(Records from a collection)
━━━━━━━━━━━━━━━━━━━━━━━━━━━━━━

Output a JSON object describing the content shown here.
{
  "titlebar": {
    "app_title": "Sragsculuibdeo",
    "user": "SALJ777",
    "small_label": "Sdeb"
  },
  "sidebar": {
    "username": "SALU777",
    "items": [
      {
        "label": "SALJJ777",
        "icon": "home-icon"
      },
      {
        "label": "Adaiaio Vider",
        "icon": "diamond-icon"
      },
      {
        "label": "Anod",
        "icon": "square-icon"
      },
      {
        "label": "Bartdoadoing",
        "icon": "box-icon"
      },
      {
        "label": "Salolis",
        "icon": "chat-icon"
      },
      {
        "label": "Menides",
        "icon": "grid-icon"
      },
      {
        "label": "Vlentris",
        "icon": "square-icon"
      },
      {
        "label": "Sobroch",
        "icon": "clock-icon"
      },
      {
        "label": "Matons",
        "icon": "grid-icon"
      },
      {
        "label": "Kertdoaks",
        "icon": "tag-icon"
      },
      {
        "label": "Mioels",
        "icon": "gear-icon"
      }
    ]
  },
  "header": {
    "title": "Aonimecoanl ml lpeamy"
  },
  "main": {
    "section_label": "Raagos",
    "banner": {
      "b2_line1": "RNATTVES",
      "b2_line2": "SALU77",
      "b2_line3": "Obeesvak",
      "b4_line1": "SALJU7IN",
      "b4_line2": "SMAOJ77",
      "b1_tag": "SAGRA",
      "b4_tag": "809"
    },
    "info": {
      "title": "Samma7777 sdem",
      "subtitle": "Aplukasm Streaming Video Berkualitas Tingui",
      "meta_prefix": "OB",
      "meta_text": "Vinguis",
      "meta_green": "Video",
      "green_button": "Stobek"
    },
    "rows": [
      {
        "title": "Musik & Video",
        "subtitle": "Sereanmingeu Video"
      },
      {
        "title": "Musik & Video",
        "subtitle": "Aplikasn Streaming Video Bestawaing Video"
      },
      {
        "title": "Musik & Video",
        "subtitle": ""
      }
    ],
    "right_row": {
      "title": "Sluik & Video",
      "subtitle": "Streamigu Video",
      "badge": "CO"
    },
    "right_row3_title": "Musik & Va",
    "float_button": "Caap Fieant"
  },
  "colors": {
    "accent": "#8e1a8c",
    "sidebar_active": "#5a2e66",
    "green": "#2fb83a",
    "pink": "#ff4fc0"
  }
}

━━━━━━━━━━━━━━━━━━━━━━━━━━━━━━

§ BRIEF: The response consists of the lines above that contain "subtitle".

§ SOLUTION TO THIS PROBLEM:
      "subtitle": "Aplukasm Streaming Video Berkualitas Tingui",
        "subtitle": "Sereanmingeu Video"
        "subtitle": "Aplikasn Streaming Video Bestawaing Video"
        "subtitle": ""
      "subtitle": "Streamigu Video",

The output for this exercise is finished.